WHAT YOU SHOULD DO | In full and exactly, please return the records, but keep out the pictures.

DATA SUPPLIED |
##############################

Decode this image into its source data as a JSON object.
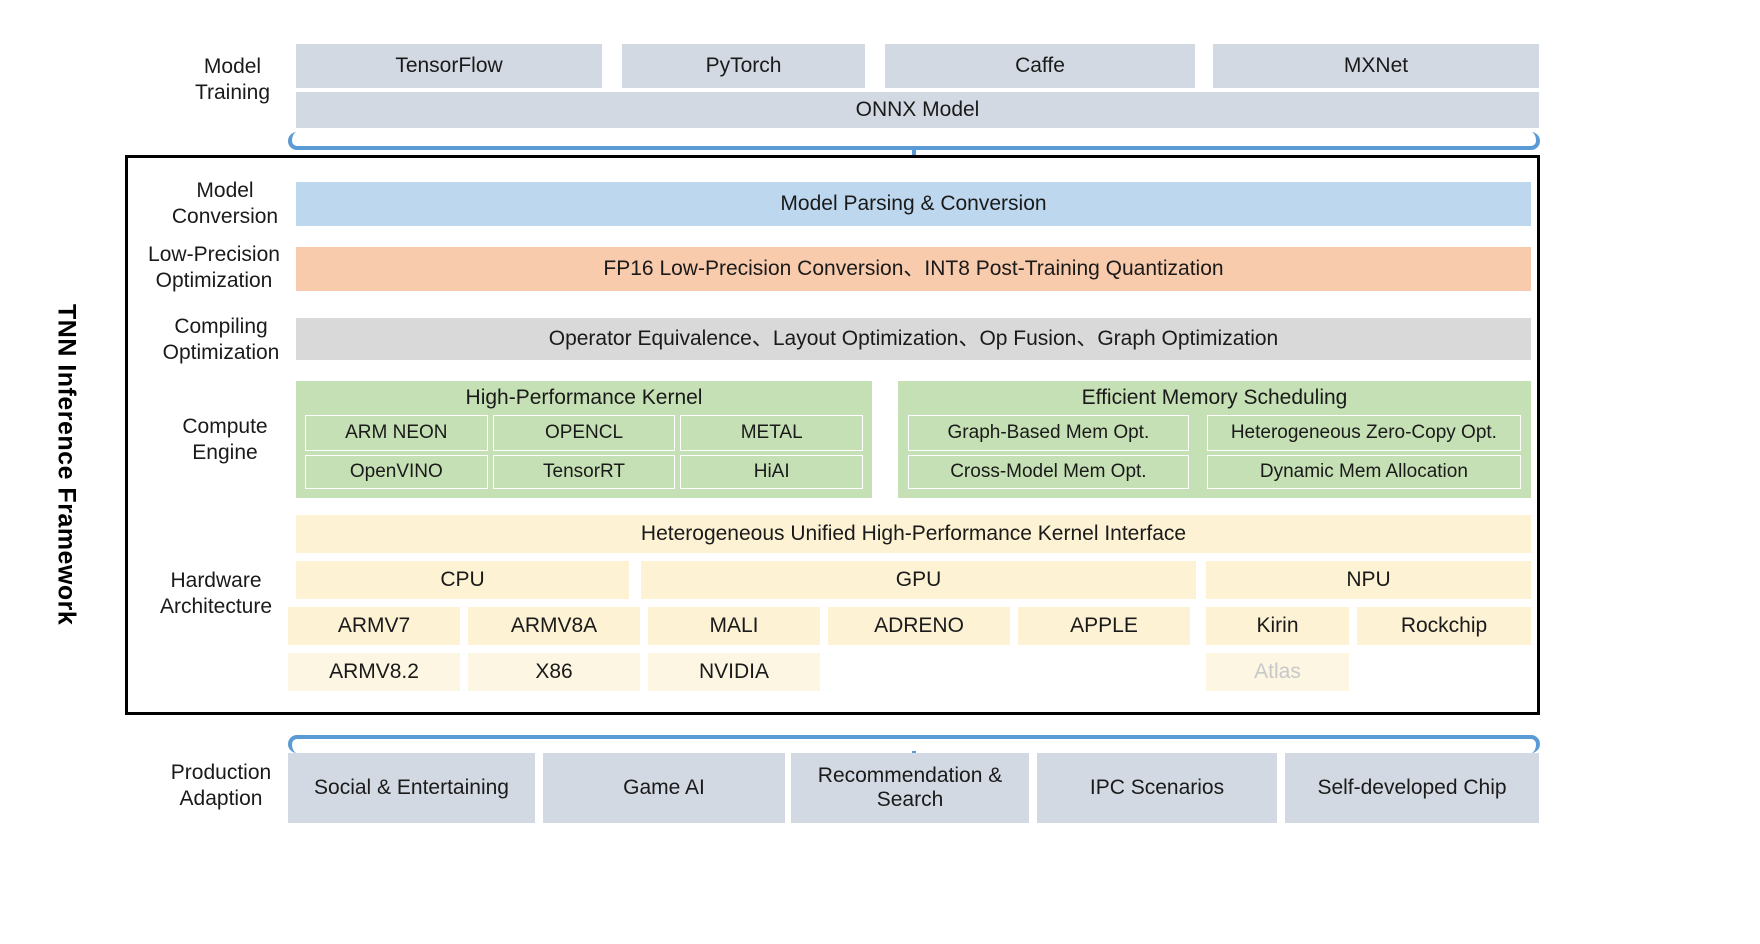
{
  "diagram": {
    "vertical_title": "TNN Inference Framework",
    "accent_color": "#5b9bd5",
    "border_color": "#000000"
  },
  "rows": {
    "model_training": {
      "label": "Model\nTraining",
      "label_line1": "Model",
      "label_line2": "Training",
      "frameworks": [
        {
          "name": "TensorFlow"
        },
        {
          "name": "PyTorch"
        },
        {
          "name": "Caffe"
        },
        {
          "name": "MXNet"
        }
      ],
      "onnx": "ONNX Model",
      "color": "#d3d9e3"
    },
    "model_conversion": {
      "label_line1": "Model",
      "label_line2": "Conversion",
      "bar": "Model Parsing & Conversion",
      "color": "#bdd7ee"
    },
    "low_precision": {
      "label_line1": "Low-Precision",
      "label_line2": "Optimization",
      "bar": "FP16 Low-Precision Conversion、INT8 Post-Training Quantization",
      "color": "#f8cbad"
    },
    "compiling": {
      "label_line1": "Compiling",
      "label_line2": "Optimization",
      "bar": "Operator Equivalence、Layout Optimization、Op Fusion、Graph Optimization",
      "color": "#d9d9d9"
    },
    "compute_engine": {
      "label_line1": "Compute",
      "label_line2": "Engine",
      "color": "#c5e0b4",
      "panels": [
        {
          "title": "High-Performance Kernel",
          "tiles_row1": [
            "ARM NEON",
            "OPENCL",
            "METAL"
          ],
          "tiles_row2": [
            "OpenVINO",
            "TensorRT",
            "HiAI"
          ]
        },
        {
          "title": "Efficient Memory Scheduling",
          "tiles_row1": [
            "Graph-Based Mem Opt.",
            "Heterogeneous Zero-Copy Opt."
          ],
          "tiles_row2": [
            "Cross-Model Mem Opt.",
            "Dynamic Mem Allocation"
          ]
        }
      ]
    },
    "hardware": {
      "label_line1": "Hardware",
      "label_line2": "Architecture",
      "color": "#fdf2d4",
      "interface_bar": "Heterogeneous Unified High-Performance Kernel Interface",
      "categories": [
        "CPU",
        "GPU",
        "NPU"
      ],
      "cpu_items_row1": [
        "ARMV7",
        "ARMV8A"
      ],
      "cpu_items_row2": [
        "ARMV8.2",
        "X86"
      ],
      "gpu_items_row1": [
        "MALI",
        "ADRENO",
        "APPLE"
      ],
      "gpu_items_row2": [
        "NVIDIA"
      ],
      "npu_items_row1": [
        "Kirin",
        "Rockchip"
      ],
      "npu_items_row2": [
        "Atlas"
      ],
      "faded_item": "Atlas"
    },
    "production": {
      "label_line1": "Production",
      "label_line2": "Adaption",
      "color": "#d3d9e3",
      "items": [
        "Social & Entertaining",
        "Game AI",
        "Recommendation & Search",
        "IPC Scenarios",
        "Self-developed Chip"
      ]
    }
  }
}
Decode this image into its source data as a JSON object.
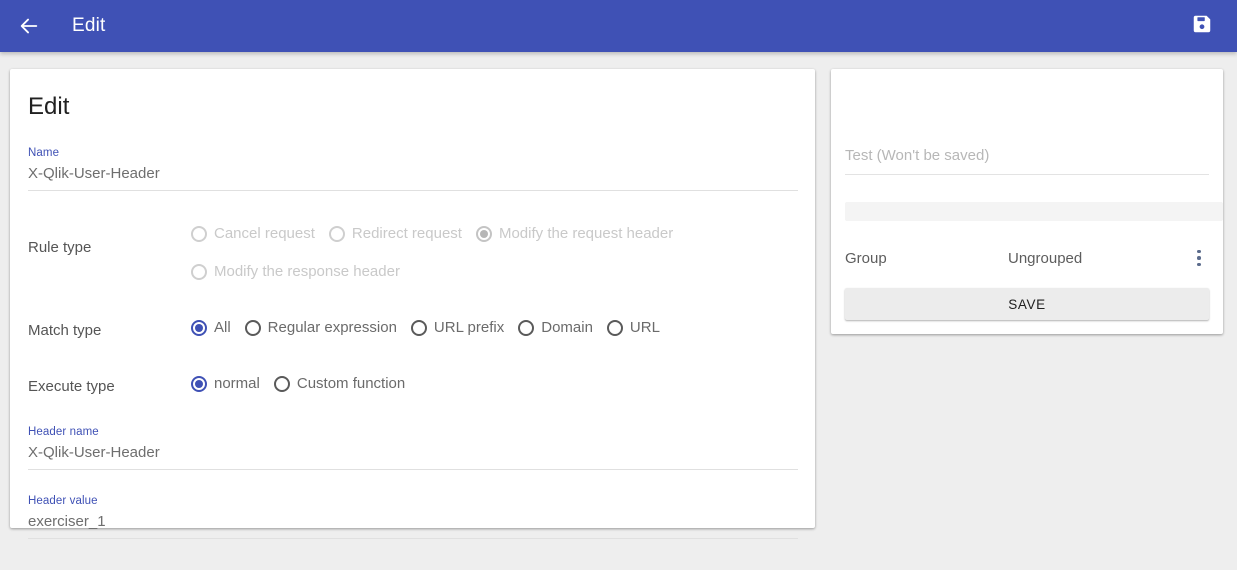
{
  "toolbar": {
    "back_icon": "arrow-left-icon",
    "title": "Edit",
    "save_icon": "floppy-disk-save-icon"
  },
  "colors": {
    "primary": "#3f51b5",
    "page_background": "#eeeeee",
    "card_background": "#ffffff",
    "label_blue": "#3f51b5",
    "disabled_text": "#c9c9c9",
    "body_text": "#6b6b6b",
    "save_button_background": "#ececec"
  },
  "left_card": {
    "title": "Edit",
    "name_field": {
      "label": "Name",
      "value": "X-Qlik-User-Header"
    },
    "rule_type": {
      "label": "Rule type",
      "disabled": true,
      "options": [
        {
          "label": "Cancel request",
          "selected": false
        },
        {
          "label": "Redirect request",
          "selected": false
        },
        {
          "label": "Modify the request header",
          "selected": true
        },
        {
          "label": "Modify the response header",
          "selected": false
        }
      ]
    },
    "match_type": {
      "label": "Match type",
      "disabled": false,
      "options": [
        {
          "label": "All",
          "selected": true
        },
        {
          "label": "Regular expression",
          "selected": false
        },
        {
          "label": "URL prefix",
          "selected": false
        },
        {
          "label": "Domain",
          "selected": false
        },
        {
          "label": "URL",
          "selected": false
        }
      ]
    },
    "execute_type": {
      "label": "Execute type",
      "disabled": false,
      "options": [
        {
          "label": "normal",
          "selected": true
        },
        {
          "label": "Custom function",
          "selected": false
        }
      ]
    },
    "header_name_field": {
      "label": "Header name",
      "value": "X-Qlik-User-Header"
    },
    "header_value_field": {
      "label": "Header value",
      "value": "exerciser_1"
    }
  },
  "right_card": {
    "test_input": {
      "value": "",
      "placeholder": "Test (Won't be saved)"
    },
    "group_row": {
      "label": "Group",
      "value": "Ungrouped",
      "menu_icon": "more-vertical-icon"
    },
    "save_button": {
      "label": "SAVE"
    }
  }
}
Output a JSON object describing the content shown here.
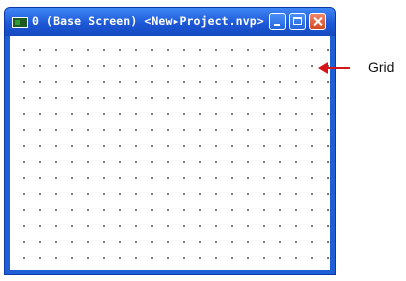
{
  "window": {
    "title": "0 (Base Screen) <New▸Project.nvp>",
    "buttons": {
      "minimize": "minimize",
      "maximize": "maximize",
      "close": "close"
    }
  },
  "canvas": {
    "grid": true,
    "grid_color": "#222222"
  },
  "annotation": {
    "label": "Grid",
    "arrow_color": "#d41616"
  },
  "icons": [
    "app-screen-icon",
    "minimize-icon",
    "maximize-icon",
    "close-icon",
    "arrow-left-icon"
  ]
}
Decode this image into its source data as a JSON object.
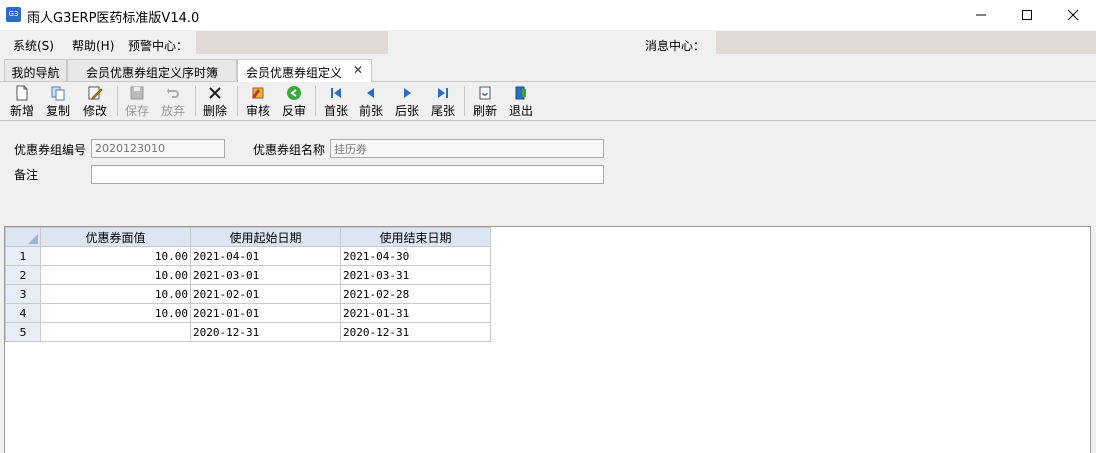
{
  "window": {
    "title": "雨人G3ERP医药标准版V14.0",
    "app_icon_text": "G3"
  },
  "menu": {
    "system": "系统(S)",
    "help": "帮助(H)",
    "alert_center": "预警中心：",
    "message_center": "消息中心："
  },
  "tabs": [
    {
      "label": "我的导航"
    },
    {
      "label": "会员优惠券组定义序时簿"
    },
    {
      "label": "会员优惠券组定义"
    }
  ],
  "toolbar": {
    "new": "新增",
    "copy": "复制",
    "edit": "修改",
    "save": "保存",
    "discard": "放弃",
    "delete": "删除",
    "approve": "审核",
    "unapprove": "反审",
    "first": "首张",
    "prev": "前张",
    "next": "后张",
    "last": "尾张",
    "refresh": "刷新",
    "exit": "退出"
  },
  "form": {
    "group_no_label": "优惠券组编号",
    "group_no_value": "2020123010",
    "group_name_label": "优惠券组名称",
    "group_name_value": "挂历券",
    "remark_label": "备注",
    "remark_value": ""
  },
  "grid": {
    "columns": [
      "优惠券面值",
      "使用起始日期",
      "使用结束日期"
    ],
    "rows": [
      {
        "no": "1",
        "value": "10.00",
        "start": "2021-04-01",
        "end": "2021-04-30"
      },
      {
        "no": "2",
        "value": "10.00",
        "start": "2021-03-01",
        "end": "2021-03-31"
      },
      {
        "no": "3",
        "value": "10.00",
        "start": "2021-02-01",
        "end": "2021-02-28"
      },
      {
        "no": "4",
        "value": "10.00",
        "start": "2021-01-01",
        "end": "2021-01-31"
      },
      {
        "no": "5",
        "value": "",
        "start": "2020-12-31",
        "end": "2020-12-31"
      }
    ]
  },
  "colors": {
    "accent": "#2b6cc4",
    "alert_bg": "#e2d9d9",
    "grid_header": "#dce6f3"
  }
}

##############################

REPLY |
Decode this image into its source data as a JSON object.
{
  "diagram": {
    "vertical_title": "TNN Inference Framework",
    "accent_color": "#5b9bd5",
    "border_color": "#000000"
  },
  "rows": {
    "model_training": {
      "label": "Model\nTraining",
      "label_line1": "Model",
      "label_line2": "Training",
      "frameworks": [
        {
          "name": "TensorFlow"
        },
        {
          "name": "PyTorch"
        },
        {
          "name": "Caffe"
        },
        {
          "name": "MXNet"
        }
      ],
      "onnx": "ONNX Model",
      "color": "#d3d9e3"
    },
    "model_conversion": {
      "label_line1": "Model",
      "label_line2": "Conversion",
      "bar": "Model Parsing & Conversion",
      "color": "#bdd7ee"
    },
    "low_precision": {
      "label_line1": "Low-Precision",
      "label_line2": "Optimization",
      "bar": "FP16 Low-Precision Conversion、INT8 Post-Training Quantization",
      "color": "#f8cbad"
    },
    "compiling": {
      "label_line1": "Compiling",
      "label_line2": "Optimization",
      "bar": "Operator Equivalence、Layout Optimization、Op Fusion、Graph Optimization",
      "color": "#d9d9d9"
    },
    "compute_engine": {
      "label_line1": "Compute",
      "label_line2": "Engine",
      "color": "#c5e0b4",
      "panels": [
        {
          "title": "High-Performance Kernel",
          "tiles_row1": [
            "ARM NEON",
            "OPENCL",
            "METAL"
          ],
          "tiles_row2": [
            "OpenVINO",
            "TensorRT",
            "HiAI"
          ]
        },
        {
          "title": "Efficient Memory Scheduling",
          "tiles_row1": [
            "Graph-Based Mem Opt.",
            "Heterogeneous Zero-Copy Opt."
          ],
          "tiles_row2": [
            "Cross-Model Mem Opt.",
            "Dynamic Mem Allocation"
          ]
        }
      ]
    },
    "hardware": {
      "label_line1": "Hardware",
      "label_line2": "Architecture",
      "color": "#fdf2d4",
      "interface_bar": "Heterogeneous Unified High-Performance Kernel Interface",
      "categories": [
        "CPU",
        "GPU",
        "NPU"
      ],
      "cpu_items_row1": [
        "ARMV7",
        "ARMV8A"
      ],
      "cpu_items_row2": [
        "ARMV8.2",
        "X86"
      ],
      "gpu_items_row1": [
        "MALI",
        "ADRENO",
        "APPLE"
      ],
      "gpu_items_row2": [
        "NVIDIA"
      ],
      "npu_items_row1": [
        "Kirin",
        "Rockchip"
      ],
      "npu_items_row2": [
        "Atlas"
      ],
      "faded_item": "Atlas"
    },
    "production": {
      "label_line1": "Production",
      "label_line2": "Adaption",
      "color": "#d3d9e3",
      "items": [
        "Social & Entertaining",
        "Game AI",
        "Recommendation & Search",
        "IPC Scenarios",
        "Self-developed Chip"
      ]
    }
  }
}
Decode this image into its source data as a JSON object.
{
  "toolbar": {
    "back_icon": "arrow-left-icon",
    "title": "Edit",
    "save_icon": "floppy-disk-save-icon"
  },
  "colors": {
    "primary": "#3f51b5",
    "page_background": "#eeeeee",
    "card_background": "#ffffff",
    "label_blue": "#3f51b5",
    "disabled_text": "#c9c9c9",
    "body_text": "#6b6b6b",
    "save_button_background": "#ececec"
  },
  "left_card": {
    "title": "Edit",
    "name_field": {
      "label": "Name",
      "value": "X-Qlik-User-Header"
    },
    "rule_type": {
      "label": "Rule type",
      "disabled": true,
      "options": [
        {
          "label": "Cancel request",
          "selected": false
        },
        {
          "label": "Redirect request",
          "selected": false
        },
        {
          "label": "Modify the request header",
          "selected": true
        },
        {
          "label": "Modify the response header",
          "selected": false
        }
      ]
    },
    "match_type": {
      "label": "Match type",
      "disabled": false,
      "options": [
        {
          "label": "All",
          "selected": true
        },
        {
          "label": "Regular expression",
          "selected": false
        },
        {
          "label": "URL prefix",
          "selected": false
        },
        {
          "label": "Domain",
          "selected": false
        },
        {
          "label": "URL",
          "selected": false
        }
      ]
    },
    "execute_type": {
      "label": "Execute type",
      "disabled": false,
      "options": [
        {
          "label": "normal",
          "selected": true
        },
        {
          "label": "Custom function",
          "selected": false
        }
      ]
    },
    "header_name_field": {
      "label": "Header name",
      "value": "X-Qlik-User-Header"
    },
    "header_value_field": {
      "label": "Header value",
      "value": "exerciser_1"
    }
  },
  "right_card": {
    "test_input": {
      "value": "",
      "placeholder": "Test (Won't be saved)"
    },
    "group_row": {
      "label": "Group",
      "value": "Ungrouped",
      "menu_icon": "more-vertical-icon"
    },
    "save_button": {
      "label": "SAVE"
    }
  }
}
Output a JSON object describing the content shown here.
{
  "window": {
    "title": "0 (Base Screen) <New▸Project.nvp>",
    "buttons": {
      "minimize": "minimize",
      "maximize": "maximize",
      "close": "close"
    }
  },
  "canvas": {
    "grid": true,
    "grid_color": "#222222"
  },
  "annotation": {
    "label": "Grid",
    "arrow_color": "#d41616"
  },
  "icons": [
    "app-screen-icon",
    "minimize-icon",
    "maximize-icon",
    "close-icon",
    "arrow-left-icon"
  ]
}
Decode this image into its source data as a JSON object.
{
  "window": {
    "title": "雨人G3ERP医药标准版V14.0",
    "app_icon_text": "G3"
  },
  "menu": {
    "system": "系统(S)",
    "help": "帮助(H)",
    "alert_center": "预警中心：",
    "message_center": "消息中心："
  },
  "tabs": [
    {
      "label": "我的导航"
    },
    {
      "label": "会员优惠券组定义序时簿"
    },
    {
      "label": "会员优惠券组定义"
    }
  ],
  "toolbar": {
    "new": "新增",
    "copy": "复制",
    "edit": "修改",
    "save": "保存",
    "discard": "放弃",
    "delete": "删除",
    "approve": "审核",
    "unapprove": "反审",
    "first": "首张",
    "prev": "前张",
    "next": "后张",
    "last": "尾张",
    "refresh": "刷新",
    "exit": "退出"
  },
  "form": {
    "group_no_label": "优惠券组编号",
    "group_no_value": "2020123010",
    "group_name_label": "优惠券组名称",
    "group_name_value": "挂历券",
    "remark_label": "备注",
    "remark_value": ""
  },
  "grid": {
    "columns": [
      "优惠券面值",
      "使用起始日期",
      "使用结束日期"
    ],
    "rows": [
      {
        "no": "1",
        "value": "10.00",
        "start": "2021-04-01",
        "end": "2021-04-30"
      },
      {
        "no": "2",
        "value": "10.00",
        "start": "2021-03-01",
        "end": "2021-03-31"
      },
      {
        "no": "3",
        "value": "10.00",
        "start": "2021-02-01",
        "end": "2021-02-28"
      },
      {
        "no": "4",
        "value": "10.00",
        "start": "2021-01-01",
        "end": "2021-01-31"
      },
      {
        "no": "5",
        "value": "",
        "start": "2020-12-31",
        "end": "2020-12-31"
      }
    ]
  },
  "colors": {
    "accent": "#2b6cc4",
    "alert_bg": "#e2d9d9",
    "grid_header": "#dce6f3"
  }
}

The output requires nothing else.